Mariner fans are in a firing mood these days, and the drumbeat is getting louder in the media, as well. As the Mariners’ season disintegrates, I’m hearing constantly from people who want to dump manager Eric Wedge, get rid of general manager Jack Zduriencik, and reading more and more about the hot seats in the Mariner organization.
And yes, it may come to that, if this season keeps spinning out of control, because that’s what happens in baseball. These four or five weeks before the All-Star break might be the last chance for the Mariners to put the season back on track and ease the mounting pressure on those guys.
But as I look at what’s going on right now, I’d say the Mariners are closer to a free fall than they are to a revival, though the latter outcome is not out of the question, as fickle as this team has been. When you face a situation where you desperately need a replacement starter and all you can come up with is a guy who has sat out two years with injuries — and hasn’t even pitched all that well in the minors — that’s a pretty telling commentary. For an organization supposedly rich in pitching prospects, they have had to rely on a lot of journeyman type hurlers (plus one promising rookie in Brandon Mauer who proved to be not yet ready for the challenge) behind Felix Hernandez and Hisashi Iwakuma. Couple that with the alarming regression of Dustin Ackley and Jesus Montero, and the inability of Justin Smoak to make that leap forward to providing the production needed from a first baseman, and it spells big trouble.
The margin for error with this team is already paper thin. Despite an increase in power this year, they still rank 14th among 15 American League teams in runs. They are the worst team in baseball hitting with runners on base. So when the back end of the bullpen struggles, as has happened lately with closer Tom Wilhelmsen and others, the result is devastating losses that are hard to bounce back from. The Mariners once again lead the majors in walk-off losses, as they have, by a wide margin, since the beginning of the 2010 season. Nick Franklin, the prospect d’jour, had a good first week, Mike Zunino might be up in the second half, and don’t sleep on Stefen Romero, who is suddenly red-hot down in Tacoma. But it would be unwise to count on any position-player saviors down on the farm that will come up and put the Mariners back on track. On the pitching side, Erasmo Ramirez has had two promising starts as he rehabs from his elbow injury, and his eventual return might help bring more stability to the rotation. But again, with Danny Hultzen still on the shelf with a rotator cuff injury, James Paxton having an up and down season, and Taijuan Walker (wisely) being brought along slowly in Double-A, there are no saviors in sight here, either. The Mariners have it in them to play better, as they’ve already shown during that stretch of five straight series wins (plus a split). But the hole they’ve already dug is going to be hard to dig out of.
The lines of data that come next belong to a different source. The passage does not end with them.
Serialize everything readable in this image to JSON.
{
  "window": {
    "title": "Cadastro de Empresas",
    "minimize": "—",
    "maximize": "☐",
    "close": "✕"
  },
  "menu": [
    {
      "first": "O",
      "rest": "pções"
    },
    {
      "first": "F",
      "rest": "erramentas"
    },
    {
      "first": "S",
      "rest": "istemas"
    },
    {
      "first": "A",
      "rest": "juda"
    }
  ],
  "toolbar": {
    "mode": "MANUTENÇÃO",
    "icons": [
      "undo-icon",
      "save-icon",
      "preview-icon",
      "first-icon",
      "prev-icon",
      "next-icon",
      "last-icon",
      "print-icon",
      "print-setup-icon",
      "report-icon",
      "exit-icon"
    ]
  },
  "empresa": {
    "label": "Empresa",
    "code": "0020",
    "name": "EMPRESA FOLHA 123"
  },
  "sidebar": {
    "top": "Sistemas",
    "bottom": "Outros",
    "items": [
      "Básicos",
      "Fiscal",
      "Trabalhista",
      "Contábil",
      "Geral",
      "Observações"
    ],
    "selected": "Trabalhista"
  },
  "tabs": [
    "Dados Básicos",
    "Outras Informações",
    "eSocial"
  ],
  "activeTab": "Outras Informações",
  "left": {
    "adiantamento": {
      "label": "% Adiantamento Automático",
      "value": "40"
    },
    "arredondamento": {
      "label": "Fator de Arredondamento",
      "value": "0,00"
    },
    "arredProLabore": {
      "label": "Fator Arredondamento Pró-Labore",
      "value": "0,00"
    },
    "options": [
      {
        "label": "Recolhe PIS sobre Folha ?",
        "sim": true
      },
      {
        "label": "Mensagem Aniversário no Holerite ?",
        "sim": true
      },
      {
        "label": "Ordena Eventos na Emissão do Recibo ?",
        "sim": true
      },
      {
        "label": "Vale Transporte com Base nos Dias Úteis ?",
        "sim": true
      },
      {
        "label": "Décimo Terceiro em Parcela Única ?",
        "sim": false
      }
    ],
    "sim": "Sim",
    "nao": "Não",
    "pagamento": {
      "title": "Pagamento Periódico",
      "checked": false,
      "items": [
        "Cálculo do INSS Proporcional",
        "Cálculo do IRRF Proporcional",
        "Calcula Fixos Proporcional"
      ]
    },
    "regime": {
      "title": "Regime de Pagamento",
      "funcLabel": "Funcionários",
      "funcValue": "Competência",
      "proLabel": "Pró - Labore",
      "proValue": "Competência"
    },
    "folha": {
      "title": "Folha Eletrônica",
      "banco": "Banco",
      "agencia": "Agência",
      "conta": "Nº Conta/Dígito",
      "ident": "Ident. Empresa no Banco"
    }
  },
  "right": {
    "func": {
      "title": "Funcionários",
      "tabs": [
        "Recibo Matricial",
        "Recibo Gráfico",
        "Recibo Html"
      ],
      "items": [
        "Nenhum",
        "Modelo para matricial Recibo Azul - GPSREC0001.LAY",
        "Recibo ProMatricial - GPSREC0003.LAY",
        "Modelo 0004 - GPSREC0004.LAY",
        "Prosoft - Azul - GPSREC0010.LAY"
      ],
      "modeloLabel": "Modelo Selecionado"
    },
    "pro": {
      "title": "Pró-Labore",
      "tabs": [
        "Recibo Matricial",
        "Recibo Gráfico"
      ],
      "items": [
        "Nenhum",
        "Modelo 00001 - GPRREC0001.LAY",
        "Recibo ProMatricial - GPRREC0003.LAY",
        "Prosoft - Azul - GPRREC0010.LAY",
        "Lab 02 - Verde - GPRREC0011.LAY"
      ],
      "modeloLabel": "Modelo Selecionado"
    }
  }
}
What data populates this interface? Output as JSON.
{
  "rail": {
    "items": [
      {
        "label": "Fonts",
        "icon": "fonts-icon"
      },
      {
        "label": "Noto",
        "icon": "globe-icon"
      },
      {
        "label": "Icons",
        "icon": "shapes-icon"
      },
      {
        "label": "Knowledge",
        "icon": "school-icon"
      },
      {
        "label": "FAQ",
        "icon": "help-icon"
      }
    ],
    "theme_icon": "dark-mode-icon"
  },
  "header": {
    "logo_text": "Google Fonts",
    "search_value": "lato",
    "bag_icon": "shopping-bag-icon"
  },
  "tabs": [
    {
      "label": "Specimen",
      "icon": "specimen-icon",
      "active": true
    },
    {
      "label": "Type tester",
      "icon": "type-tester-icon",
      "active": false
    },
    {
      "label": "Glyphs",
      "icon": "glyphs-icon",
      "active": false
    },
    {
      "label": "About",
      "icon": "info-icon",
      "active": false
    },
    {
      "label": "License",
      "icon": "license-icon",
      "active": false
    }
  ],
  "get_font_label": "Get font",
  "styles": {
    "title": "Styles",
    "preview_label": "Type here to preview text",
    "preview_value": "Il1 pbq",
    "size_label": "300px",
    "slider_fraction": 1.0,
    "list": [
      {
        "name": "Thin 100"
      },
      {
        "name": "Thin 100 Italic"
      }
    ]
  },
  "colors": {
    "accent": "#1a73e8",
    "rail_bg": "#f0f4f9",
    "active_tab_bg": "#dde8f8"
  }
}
Both Zduriencik and Wedge are in the last year of their contracts, which has effectively put them in a “perform or else” position. But here’s what I see: if Wedge is fired, why should we have confidence that Zduriencik would hire someone better? After all, he has had two chances already to hire a manager. His first one, Don Wakamatsu, didn’t even make it two seasons before he was fired. And if Wedge gets the ax in the middle of this season, that would mean Zduriencik’s second hire wouldn’t even have made it three years. That would be a major indictment of the general manager if he failed so badly twice in less than five years in one of his most important tasks: hiring a manager.
And if Zduriencik is canned, why in the world should anyone have confidence that team president Chuck Armstrong and/or CEO Howard Lincoln would be able to identify the right architect? Their previous GM hire, Bill Bavasi, had a disastrous stint, and firing Zduriencik would be an acknowledgement that his plan was also a failure, and that they got that one wrong, too. In fact, under the Armstrong/Lincoln regime, this organization has pretty much been run into the ground over the past decade — except for their ability to turn a profit, which the M’s have done almost every season, good, bad, or worse. But they’ve also undone many of the good things that were accomplished earlier in their reign, including a successful campaign for a new stadium and on-the-field successes under two other GMs, Woody Woodward and Pat Gillick. When attendance has been cut in half over a 10-year span and continues to drop, when once-loyal fans are bitter and alienated (and growing more so by the week), when last-place finishes mount and the organization becomes a cautionary tale of how to squander all the good will that had been painstakingly built up, well, the buck stops at the top. But one of the peculiarities of this organization is that with absentee ownership, there doesn’t seem to be anyone to hold the stewards in Seattle responsible. So barring an ownership change (rumors continue to abound, despite constant denials), or retirement (both Lincoln and Armstrong are in their 70s), it seems like no change in upper management is in the offing.
The result is the untenable mess that exists now: A team that always seems to be in disarray with vague hope of a better future that never comes (despite some positive elements to Zduriencik’s plan), and with more and more fans losing faith that it ever will. And the reality is that there’s no easy way out, despite all the calls for this head and that. You could fire everybody, sure. But as long as the existing chain of command doesn’t change – ie, from the top down — it’s hard to see how that’s going to make things better.